|MacAskill's unfortunte column is titled|
"This week, let’s dump a few ice buckets to wipe out malaria too".
Mr. MacAskill tosses gasoline on the fire rather than water to put it out. I talked about his prior "philosophical observations about the ALS/Ice Bucket Challenge here. Now he does it again, doubling down on his ill-formed logic. As he has unfortunately seized the podium it really is time for some questions from the audience. You can read his latest journey into the land of crazy here....if you must.
He writes, in this ill-conceived column as follows:
"Those who participate in the ice bucket challenge donate to ALS not, seemingly, because they’ve thought about the many problems in the world, and tried to figure out how they personally can best address those problems. Instead, they donate simply because ALS is the originator of the challenge. This is problematic. We should reward the charities that we believe do the most good, not those that have the best marketing strategy, otherwise the most successful charities will be those that are best at soliciting funds, not those that are best at making the world a better place".
Outside of some bad grammar, let's find a nugget or two:
1. "Instead they donate simply because ALS is the originator of the challenge".
Where to start, where to start. Yo' William, my kids did the challenge. They did it to raise money for a "Walk" regarding ALS. They didn't donate to ALS because it originated the idea. Somehow you clearly write a belief that ALS is an entity and not a disease. This stunt was originated and promoted by those who have an "oar in the water"; a family member (me in this case) or a friend with ALS. As ALS isn't on most people's radar, the challenge has, in some small measure, put itself up to be seen. ALS didn’t start a thing.

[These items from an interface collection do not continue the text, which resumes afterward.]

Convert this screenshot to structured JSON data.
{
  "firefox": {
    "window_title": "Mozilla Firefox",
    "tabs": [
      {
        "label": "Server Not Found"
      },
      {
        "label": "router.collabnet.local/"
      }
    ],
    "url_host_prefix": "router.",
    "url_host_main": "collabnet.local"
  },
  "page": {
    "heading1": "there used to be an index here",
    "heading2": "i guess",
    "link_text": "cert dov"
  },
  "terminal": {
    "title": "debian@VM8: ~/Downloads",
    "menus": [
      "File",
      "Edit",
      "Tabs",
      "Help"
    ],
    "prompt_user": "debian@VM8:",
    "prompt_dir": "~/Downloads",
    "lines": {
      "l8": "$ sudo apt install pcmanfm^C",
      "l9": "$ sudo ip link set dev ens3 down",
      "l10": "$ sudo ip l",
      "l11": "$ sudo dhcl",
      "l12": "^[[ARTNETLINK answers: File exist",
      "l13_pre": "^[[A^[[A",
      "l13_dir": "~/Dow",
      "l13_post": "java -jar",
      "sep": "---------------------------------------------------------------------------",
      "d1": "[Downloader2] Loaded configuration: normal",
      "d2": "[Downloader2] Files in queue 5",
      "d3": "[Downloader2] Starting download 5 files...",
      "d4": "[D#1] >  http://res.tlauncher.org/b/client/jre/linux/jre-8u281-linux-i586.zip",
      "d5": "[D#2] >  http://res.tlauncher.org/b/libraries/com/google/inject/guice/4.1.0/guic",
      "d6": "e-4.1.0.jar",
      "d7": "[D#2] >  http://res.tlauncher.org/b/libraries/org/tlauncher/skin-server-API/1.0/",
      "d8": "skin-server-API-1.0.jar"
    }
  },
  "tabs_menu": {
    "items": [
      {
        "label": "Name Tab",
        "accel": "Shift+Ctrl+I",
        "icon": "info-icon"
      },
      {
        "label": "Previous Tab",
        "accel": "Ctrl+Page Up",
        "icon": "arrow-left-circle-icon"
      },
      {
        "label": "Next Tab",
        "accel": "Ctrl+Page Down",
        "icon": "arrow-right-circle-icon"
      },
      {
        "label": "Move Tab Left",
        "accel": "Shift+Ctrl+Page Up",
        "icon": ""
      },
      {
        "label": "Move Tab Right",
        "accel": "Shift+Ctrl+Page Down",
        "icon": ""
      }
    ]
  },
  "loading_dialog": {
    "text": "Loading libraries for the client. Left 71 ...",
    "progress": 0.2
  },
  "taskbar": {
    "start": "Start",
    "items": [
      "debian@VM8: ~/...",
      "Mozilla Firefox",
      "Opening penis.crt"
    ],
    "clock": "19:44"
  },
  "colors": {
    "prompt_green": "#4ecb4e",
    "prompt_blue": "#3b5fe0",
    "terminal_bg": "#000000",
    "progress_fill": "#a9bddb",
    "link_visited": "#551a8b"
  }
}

2. "We should reward charities that do the most good, not those with the best marketing strategies".
I'm particularly fond of that sentence. MacAskill forgets that the American Cancer Society spends more money on marketing than has been spent on ALS TOTAL research each year, as does the Pancreatic Cancer Society, the MS society, and I could go on and on. He implies that donating to ALS research "doesn't do the most good" so why give.
Let me 'splain something to you Willie -(as Ricky Ricardo used to say). There are two types of ALS in a sense. One type that you just "get" and another that seems like it runs genetically (familial). The later is a small percentage of the total; some say about 10%. For those folks, all the limited research funds have perhaps isolated the gene that is partially responsible so familial genetic testing is somewhat possible. For the other 90%, the sum total of research has produced 1 pill, RILUZOLE, that prolongs life for some by a couple of months, if it doesn't kill your liver first. That's it.
3. "(funding won't go to) not those that are best at making the world a better place".
I get it. We take the world view here. Until we wipe out malaria we should do that before we move on to another deadly disease. That's all I can figure out; the 117 people in the US who died of malaria...well, they get the golden egg of donations to a worthwhile cause.
Slick Willie has an agenda not born of anything other than some statistics he pulls out of his hind end and then constructs silly arguments to support them. Either that, and/or most likely his own business/charity, that "80,000 hours" thing that lists the following accomplishments under the "donate to me/us now":
· Published over 100 blog posts, given one-on-one advice to over 100 people, and published an article in a major philosophy journal.
· Seen several 80,000 Hours alumni donate over $80,000 each, and enter jobs at Google, McKinsey, Jane St and Rothschild.
· Completely updated our brand and website.
Yes I get it now. Verily. Yup.